Iraqi special forces enter city limits
Iraqi forces have for the first time entered the eastern outskirts of Mosul, as they attempt to drive Islamic State militants from the northern city. The troops are facing very stiff resistance. Rocket-propelled grenades and small arms fire are being directed at them.
Iraqi Prime Minister Haider al-Abadi has told IS militants dug in inside Mosul, which they have held since June 2014, to “surrender or die”.
Speaking at the Qayyarah airbase south of the city on Monday, Mr Abadi declared that government forces were approaching from all angles and would “cut off the head of the snake”.

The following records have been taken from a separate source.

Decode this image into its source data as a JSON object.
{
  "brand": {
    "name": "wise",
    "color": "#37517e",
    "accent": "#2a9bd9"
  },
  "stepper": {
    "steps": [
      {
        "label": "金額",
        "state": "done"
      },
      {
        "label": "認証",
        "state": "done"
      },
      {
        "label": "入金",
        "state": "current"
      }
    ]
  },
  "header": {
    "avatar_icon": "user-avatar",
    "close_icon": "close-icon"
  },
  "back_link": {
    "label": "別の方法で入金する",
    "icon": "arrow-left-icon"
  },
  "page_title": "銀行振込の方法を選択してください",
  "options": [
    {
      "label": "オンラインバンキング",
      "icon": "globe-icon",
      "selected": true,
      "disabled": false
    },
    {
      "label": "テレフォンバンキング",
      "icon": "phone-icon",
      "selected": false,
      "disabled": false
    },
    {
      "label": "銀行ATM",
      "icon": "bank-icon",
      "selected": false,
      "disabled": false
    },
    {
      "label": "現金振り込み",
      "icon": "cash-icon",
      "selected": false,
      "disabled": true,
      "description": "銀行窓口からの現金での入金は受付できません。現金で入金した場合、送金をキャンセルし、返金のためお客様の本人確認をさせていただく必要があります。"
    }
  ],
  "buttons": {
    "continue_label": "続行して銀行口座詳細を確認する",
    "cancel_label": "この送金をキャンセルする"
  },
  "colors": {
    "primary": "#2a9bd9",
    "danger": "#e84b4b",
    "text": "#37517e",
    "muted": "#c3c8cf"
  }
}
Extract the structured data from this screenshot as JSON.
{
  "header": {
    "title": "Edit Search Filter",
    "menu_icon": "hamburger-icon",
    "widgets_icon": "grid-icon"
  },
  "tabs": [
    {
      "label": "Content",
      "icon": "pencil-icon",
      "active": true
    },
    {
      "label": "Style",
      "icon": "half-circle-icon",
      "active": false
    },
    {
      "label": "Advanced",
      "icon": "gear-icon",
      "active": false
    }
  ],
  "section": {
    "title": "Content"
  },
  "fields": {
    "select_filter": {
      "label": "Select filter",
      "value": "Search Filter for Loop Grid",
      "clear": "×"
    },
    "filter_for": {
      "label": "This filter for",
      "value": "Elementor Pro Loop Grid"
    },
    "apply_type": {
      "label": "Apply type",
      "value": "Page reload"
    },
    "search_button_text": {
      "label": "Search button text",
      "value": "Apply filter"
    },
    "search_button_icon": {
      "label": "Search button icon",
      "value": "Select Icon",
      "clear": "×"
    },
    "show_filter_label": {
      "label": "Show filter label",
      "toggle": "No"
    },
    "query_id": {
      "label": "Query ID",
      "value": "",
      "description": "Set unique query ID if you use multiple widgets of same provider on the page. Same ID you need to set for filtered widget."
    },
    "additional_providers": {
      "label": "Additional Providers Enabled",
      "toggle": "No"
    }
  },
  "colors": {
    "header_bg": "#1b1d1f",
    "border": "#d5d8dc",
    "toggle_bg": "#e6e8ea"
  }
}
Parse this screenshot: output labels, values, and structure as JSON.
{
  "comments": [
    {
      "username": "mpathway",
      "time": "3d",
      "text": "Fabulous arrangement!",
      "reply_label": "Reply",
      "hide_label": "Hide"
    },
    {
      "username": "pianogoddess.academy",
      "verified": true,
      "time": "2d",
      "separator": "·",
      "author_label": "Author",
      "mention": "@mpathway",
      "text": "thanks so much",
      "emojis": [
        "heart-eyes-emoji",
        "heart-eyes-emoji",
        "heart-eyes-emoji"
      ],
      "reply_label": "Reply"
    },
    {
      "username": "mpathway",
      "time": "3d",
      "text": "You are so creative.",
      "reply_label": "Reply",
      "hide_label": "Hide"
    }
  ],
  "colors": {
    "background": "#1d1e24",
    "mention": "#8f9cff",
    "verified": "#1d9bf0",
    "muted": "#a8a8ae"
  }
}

About 50,000 Iraqi security forces personnel, Kurdish fighters, Sunni Arab tribesmen and Shia militiamen are involved in the two-weekold offensive to drive IS militants out of their last major urban stronghold in the country.
CTS units retook Bazwaya, the last village before Mosul’s eastern outskirts, in a dawn assault on Monday and then advanced on the Kukjali industrial zone.
They moved out again shortly before first light yesterday, this time with the aim of entering Mosul, almost two-and-a-half years since it fell to IS.
If the troops can establish a foothold, it will be a big day for Iraq and all the other countries involved in the fight against the jihadist group, our correspondent says.
However, they are coming up against much more fierce resistance than he has seen in the past few days.
The troops have responded to the RPG, machine-gun and sniper fire with heavy weapons, and also by calling in air strikes by the US-led coalition against IS.
The Iraqi army’s ninth armoured division is moving along the path cleared by the CTS troops and is reportedly 5km from the city limits.
Other army and Kurdish units are advancing from the south and north, while the Shia-led Popular Mobilisation force is seeking to seal off the western outskirts.
Before the operation began on 17 October, there were believed to be between 3,000 and 5,000 militants remaining in Mosul, along with up to 1.5 million civilians.
More than 17,900 residents have fled so far and, according to the UN’s worst-case scenario, as many as 700,000 others could follow suit.